We humans are the only species that knows that we will die. One way to cope is by aiming for symbolic immortality, so that a part of us may live on after our death. There are many potential pathways; one is through one’s creative works. Creators need not be geniuses to have their contributions live on, however. Many Pro-c creators may join forces on a larger project; and smaller-c creators may pass their everyday creative efforts (memoirs, scrapbooks, recipes) to be cherished by future generations.
Creativity is usually seen as a good thing, but why? The Creativity Advantage first offers an overview of creativity studies with an emphasis on the little-discussed benefits of being creative. These include how creativity can lead to self-insight, help people heal, forge connections with others, inspire drive, and enable people to leave behind a meaningful legacy. Written in an engaging style and illustrated with interesting anecdotal material, this book offers a new perspective on creativity scholarship that can serve as an introduction to the field for newcomers or as a way to encourage new avenues for research.
This chapter explores little-c, or everyday creativity, by providing an overview of the creative process. First, Graham Wallas’s initial model, which features the concepts of incubation and insight, is discussed. Then J. P. Guilford’s creative problem-solving model and subsequent additions and revisions are highlighted. I talk about the importance of problem finding before proceeding to the well-known concepts of divergent and convergent thinking. I proceed to discuss Paul Torrance and the Torrance Tests of Creative Thinking, along with other divergent thinking measures. I finish up with a quick mention of associational thinking and the Remote Associates Test.

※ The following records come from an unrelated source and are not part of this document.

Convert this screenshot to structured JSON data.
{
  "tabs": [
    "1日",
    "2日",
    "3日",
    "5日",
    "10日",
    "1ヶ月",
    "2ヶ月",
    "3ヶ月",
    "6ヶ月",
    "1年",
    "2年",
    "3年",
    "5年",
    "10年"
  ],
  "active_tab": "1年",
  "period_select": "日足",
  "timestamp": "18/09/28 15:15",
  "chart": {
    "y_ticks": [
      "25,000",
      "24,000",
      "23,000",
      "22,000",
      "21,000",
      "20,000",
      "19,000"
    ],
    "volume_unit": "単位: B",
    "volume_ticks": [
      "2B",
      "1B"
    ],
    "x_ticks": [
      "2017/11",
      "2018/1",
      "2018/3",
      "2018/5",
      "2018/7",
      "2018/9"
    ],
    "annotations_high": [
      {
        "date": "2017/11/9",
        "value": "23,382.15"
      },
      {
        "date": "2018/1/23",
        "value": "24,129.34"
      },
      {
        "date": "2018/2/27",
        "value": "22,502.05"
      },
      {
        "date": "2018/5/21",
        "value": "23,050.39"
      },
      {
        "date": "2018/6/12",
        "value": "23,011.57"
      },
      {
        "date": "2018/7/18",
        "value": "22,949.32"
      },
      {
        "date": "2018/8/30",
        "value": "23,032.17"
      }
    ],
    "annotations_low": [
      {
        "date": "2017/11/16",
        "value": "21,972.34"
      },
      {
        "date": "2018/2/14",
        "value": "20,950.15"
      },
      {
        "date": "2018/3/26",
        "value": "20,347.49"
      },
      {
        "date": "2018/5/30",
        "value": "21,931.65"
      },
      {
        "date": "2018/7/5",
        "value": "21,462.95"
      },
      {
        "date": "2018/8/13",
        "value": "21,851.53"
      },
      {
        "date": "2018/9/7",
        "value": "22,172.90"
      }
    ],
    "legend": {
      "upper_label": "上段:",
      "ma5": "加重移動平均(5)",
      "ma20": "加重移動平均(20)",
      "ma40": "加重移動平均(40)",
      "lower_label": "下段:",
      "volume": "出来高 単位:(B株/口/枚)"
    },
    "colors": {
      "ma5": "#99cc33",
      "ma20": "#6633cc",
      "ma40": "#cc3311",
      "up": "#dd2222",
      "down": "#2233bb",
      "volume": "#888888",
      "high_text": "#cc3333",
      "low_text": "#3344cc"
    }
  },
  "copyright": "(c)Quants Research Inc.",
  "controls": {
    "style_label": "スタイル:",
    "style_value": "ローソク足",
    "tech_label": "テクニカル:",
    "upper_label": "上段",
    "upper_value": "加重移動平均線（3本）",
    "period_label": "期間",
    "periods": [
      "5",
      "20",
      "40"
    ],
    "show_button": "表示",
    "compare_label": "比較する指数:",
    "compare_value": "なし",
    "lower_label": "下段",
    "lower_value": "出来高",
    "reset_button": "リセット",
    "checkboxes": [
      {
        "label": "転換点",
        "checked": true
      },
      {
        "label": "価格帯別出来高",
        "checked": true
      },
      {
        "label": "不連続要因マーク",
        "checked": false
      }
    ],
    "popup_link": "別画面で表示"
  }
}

Drawing on my own background as an aspiring writer, I highlight the core difference between little-c (everyday creativity) and Big-C (genius) before talking about the creation (with Ron Beghetto) of the four Cs model of creativity. Mini-c is creativity that is personally meaningful to the creator, even if it does not resound with others. Indeed, there are many reasons why creative work may not reach an audience, which is the topic of the CASE (Capital Awareness Spark Exceptionality) model. How does mini-c advance to little-c? One key is getting, and responding to, good feedback and critiques of one’s work. Another is improving creative metacognition, which has two parts: understanding your own creative strengths and weaknesses and knowing when (or when not) to be creative.
Returning to my lessons learned as a young writer, I talk about the journey from little-c to Pro-c and, potentially, to Big-C. Different nuances of Pro-c are explored, with a particular emphasis on creative domains. Drawing on the amusement park theory, I analyze which are the key domains or the larger areas that are most important for creativity. Exploring self-assessment measures, I reflect on how we measure creativity across domains in a way that demonstrates an art bias (and, to a degree, a bias in science) on the part of researchers. I then consider what it takes to have your creative efforts continue making an impact even after your death – a mix of your actual contributions, personal traits, level of influence, and simple luck.
What makes us want to create? I provide an overview of intrinsic and extrinsic motivation and their relationship with creativity before switching to needs, work orientation, and purpose. Creativity can help inspire us and drive us forward. It can be a source of passion or a vehicle to express it. We can enter the magical feeling of flow when we create. And across longer periods of time we can experience growth and have a sense of meaningful progress through creative work.